Next month, we will discuss other oral tumors that can affect young patients.
- Ogilvie GK, Sundberg JP, O’Banion MK, Badertscher RR 2nd, Wheaton LG, Reichmann ME. Papillary squamous cell carcinoma in three young dogs. J Am Vet Med Assoc. 1988 Apr 1;192(7):933-6.
- Soukup JW, Snyder CJ, Simmons BT, Pinkerton ME, Chun R. Clinical, histologic, and computed tomographic features of oral papillary squamous cell carcinoma in dogs: 9 cases (2008- 2011). J Vet Dent. 2013 Spring;30(1):18-24.
- Nemec A, Murphy BG, Jordan RC, Kass PH, Verstraete FJ. Oral papillary squamous cell carcinoma in twelve dogs. J Comp Pathol. 2014 Feb-Apr;150(2-3):155-61.

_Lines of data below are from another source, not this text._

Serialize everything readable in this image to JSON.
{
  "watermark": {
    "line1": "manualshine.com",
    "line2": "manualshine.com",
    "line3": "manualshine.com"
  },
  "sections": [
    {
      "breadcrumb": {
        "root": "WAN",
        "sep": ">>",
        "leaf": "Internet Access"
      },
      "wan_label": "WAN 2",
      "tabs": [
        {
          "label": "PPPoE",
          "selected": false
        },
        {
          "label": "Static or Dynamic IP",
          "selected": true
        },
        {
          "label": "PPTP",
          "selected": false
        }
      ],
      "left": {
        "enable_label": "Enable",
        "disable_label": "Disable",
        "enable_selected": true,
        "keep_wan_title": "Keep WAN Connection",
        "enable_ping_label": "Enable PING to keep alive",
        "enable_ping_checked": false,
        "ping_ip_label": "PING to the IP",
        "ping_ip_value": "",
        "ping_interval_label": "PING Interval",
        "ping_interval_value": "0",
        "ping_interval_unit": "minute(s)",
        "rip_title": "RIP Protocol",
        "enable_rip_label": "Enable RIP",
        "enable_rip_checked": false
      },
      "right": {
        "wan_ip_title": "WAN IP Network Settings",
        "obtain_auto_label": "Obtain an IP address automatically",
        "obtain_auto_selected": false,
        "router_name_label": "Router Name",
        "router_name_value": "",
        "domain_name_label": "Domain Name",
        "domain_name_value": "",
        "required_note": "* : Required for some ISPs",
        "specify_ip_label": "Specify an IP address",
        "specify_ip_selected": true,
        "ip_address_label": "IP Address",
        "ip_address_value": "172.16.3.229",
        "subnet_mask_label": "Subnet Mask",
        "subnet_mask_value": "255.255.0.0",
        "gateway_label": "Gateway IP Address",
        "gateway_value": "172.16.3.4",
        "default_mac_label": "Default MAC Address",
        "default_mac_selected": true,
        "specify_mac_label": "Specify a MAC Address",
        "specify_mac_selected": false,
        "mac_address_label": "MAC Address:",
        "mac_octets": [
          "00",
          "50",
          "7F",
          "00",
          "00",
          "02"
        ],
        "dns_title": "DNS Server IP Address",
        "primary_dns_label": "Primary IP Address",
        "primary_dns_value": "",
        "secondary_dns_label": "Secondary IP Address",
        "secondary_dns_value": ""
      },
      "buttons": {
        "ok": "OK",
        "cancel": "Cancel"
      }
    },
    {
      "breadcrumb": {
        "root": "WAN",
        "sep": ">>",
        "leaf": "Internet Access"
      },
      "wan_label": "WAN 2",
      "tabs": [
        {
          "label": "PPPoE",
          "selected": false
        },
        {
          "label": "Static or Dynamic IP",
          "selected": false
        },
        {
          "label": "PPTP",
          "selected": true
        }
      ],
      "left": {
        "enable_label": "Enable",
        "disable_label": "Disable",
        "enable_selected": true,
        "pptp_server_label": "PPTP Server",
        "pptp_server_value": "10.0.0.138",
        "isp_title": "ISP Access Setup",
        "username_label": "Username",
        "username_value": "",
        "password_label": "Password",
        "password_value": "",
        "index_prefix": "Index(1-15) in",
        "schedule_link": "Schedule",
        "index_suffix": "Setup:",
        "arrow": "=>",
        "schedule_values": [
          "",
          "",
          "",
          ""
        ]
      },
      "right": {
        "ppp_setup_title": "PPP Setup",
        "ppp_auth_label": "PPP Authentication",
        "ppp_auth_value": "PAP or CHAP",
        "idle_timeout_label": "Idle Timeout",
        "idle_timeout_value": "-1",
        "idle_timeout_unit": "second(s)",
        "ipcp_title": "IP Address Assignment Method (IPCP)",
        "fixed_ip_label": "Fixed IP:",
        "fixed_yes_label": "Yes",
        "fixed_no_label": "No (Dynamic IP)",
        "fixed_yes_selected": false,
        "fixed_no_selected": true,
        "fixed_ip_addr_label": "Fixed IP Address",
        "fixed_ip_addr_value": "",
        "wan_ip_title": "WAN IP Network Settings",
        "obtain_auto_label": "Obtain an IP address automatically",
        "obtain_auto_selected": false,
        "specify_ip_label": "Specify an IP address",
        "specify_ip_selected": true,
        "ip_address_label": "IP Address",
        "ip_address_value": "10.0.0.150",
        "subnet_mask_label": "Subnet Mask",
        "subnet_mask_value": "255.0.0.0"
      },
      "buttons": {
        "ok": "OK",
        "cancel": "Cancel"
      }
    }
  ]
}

- van der Steen F, Zandvliet M. Treatment of canine oral papillary squamous cell carcinoma using definitive-intent radiation as a monotherapy-a case series. Vet Comp Oncol. 2020 Sep 25. doi: 10.1111/vco.12646. Epub ahead of print. PMID: 32975025.
John Lewis, VMD, FAVD, DAVDC, practices dentistry and oral surgery at Veterinary Dentistry Specialists and is the founder of Silo Academy Education Center, both located in Chadds Ford, Pa.